On the plus side, once I started accepting myself and my body as they were, wonderful things started to happen. I became my real self again. People are much more relaxed around me now, and I around them. No one rejected me (and even if they had, ew. Who needs that person around?). I smile more and people smile back. I took charge of my career. These are not things that happened when I was struggling in a body that wasn’t me, trying to be a person I wasn’t. Even if they had happened, I wouldn’t have had the energy or time to notice.

The other thing I missed after dumping the diet was my intense obsession with food. Feeling well-fed is wonderful and stress-free – I no longer spend all day worrying about what I am going to eat next, pining after foods I feel I shouldn’t eat (because now there are no foods I shouldn’t eat), and then overeating on those foods when I get the chance. But imagine my surprise when one day I realized that I might not even be a “foodie,” that I might be someone who merely enjoys many foods, but generally has many other interests besides food. Some days I even get annoyed that I am hungry and need to feed myself, so little is my interest in eating at the moment that I am busy with something else. And I can tell you, that is a little disconcerting!

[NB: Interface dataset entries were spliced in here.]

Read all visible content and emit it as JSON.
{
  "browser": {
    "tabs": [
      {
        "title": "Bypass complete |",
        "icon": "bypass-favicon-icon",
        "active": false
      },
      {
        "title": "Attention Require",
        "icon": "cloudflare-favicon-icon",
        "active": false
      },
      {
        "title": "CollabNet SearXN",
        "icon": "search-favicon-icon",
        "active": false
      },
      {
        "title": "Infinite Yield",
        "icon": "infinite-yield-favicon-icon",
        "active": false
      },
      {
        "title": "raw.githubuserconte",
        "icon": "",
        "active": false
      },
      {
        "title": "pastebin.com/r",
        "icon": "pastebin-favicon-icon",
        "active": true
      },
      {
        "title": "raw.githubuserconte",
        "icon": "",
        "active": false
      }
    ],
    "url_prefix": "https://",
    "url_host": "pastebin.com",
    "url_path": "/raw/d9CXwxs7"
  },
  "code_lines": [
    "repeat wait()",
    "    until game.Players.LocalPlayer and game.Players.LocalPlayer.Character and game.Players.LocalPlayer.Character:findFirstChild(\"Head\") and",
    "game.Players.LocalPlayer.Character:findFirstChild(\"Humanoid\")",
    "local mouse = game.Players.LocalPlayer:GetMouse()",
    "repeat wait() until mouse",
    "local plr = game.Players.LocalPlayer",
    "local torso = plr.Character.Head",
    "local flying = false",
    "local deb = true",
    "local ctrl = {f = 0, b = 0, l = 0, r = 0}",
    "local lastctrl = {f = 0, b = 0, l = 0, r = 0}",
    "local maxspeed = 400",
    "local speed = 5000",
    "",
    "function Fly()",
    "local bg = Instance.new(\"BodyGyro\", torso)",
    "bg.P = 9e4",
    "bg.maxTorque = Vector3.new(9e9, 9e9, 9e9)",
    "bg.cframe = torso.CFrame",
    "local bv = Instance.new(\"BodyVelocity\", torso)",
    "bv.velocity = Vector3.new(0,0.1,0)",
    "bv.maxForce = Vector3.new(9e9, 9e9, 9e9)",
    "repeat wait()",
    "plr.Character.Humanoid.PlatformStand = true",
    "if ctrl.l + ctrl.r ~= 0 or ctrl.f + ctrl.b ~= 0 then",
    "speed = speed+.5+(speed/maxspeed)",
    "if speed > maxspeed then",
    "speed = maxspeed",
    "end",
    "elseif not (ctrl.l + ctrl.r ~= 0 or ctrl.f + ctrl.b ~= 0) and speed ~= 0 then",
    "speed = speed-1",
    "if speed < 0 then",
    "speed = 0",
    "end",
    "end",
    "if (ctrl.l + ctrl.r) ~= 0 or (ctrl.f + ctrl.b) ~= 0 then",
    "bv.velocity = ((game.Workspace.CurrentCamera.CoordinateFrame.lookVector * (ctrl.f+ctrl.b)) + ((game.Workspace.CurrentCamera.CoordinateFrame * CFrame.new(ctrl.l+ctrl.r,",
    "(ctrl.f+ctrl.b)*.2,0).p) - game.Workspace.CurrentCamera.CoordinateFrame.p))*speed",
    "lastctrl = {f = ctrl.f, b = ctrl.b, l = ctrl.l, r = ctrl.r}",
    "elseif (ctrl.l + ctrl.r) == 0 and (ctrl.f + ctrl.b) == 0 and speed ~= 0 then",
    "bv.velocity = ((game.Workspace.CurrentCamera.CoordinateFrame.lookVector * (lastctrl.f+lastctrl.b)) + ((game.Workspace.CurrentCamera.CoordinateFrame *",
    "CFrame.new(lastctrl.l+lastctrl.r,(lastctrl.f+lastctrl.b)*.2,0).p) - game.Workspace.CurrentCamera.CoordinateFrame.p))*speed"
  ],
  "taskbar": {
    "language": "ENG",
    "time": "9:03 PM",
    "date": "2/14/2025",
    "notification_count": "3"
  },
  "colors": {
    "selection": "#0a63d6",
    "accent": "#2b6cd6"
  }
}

Early on, I based my decision to become a dietitian on the fact that I was “obsessed” with food. Learning that in fact I was not food-obsessed, and merely starving, required me to find other reasons to continue on with the profession of dietetics (turns out there are much-needed voices in the non-diet arena, and I ran with that). I still get hungry – after all, that’s my cue to eat – and I still really enjoy many foods, but that’s about the extent of it. Sometimes I miss thinking of myself as a foodie, but just a little.

Consider this post my full-disclosure: breaking up with dieting can be daunting. Really, though, I could only think of these two things that represented the immediate downside of ditching the diet life. I listed a whole bunch of things, and not even everything, that I think are wonderful about not dieting, tipping the scale, for me, forever in that direction.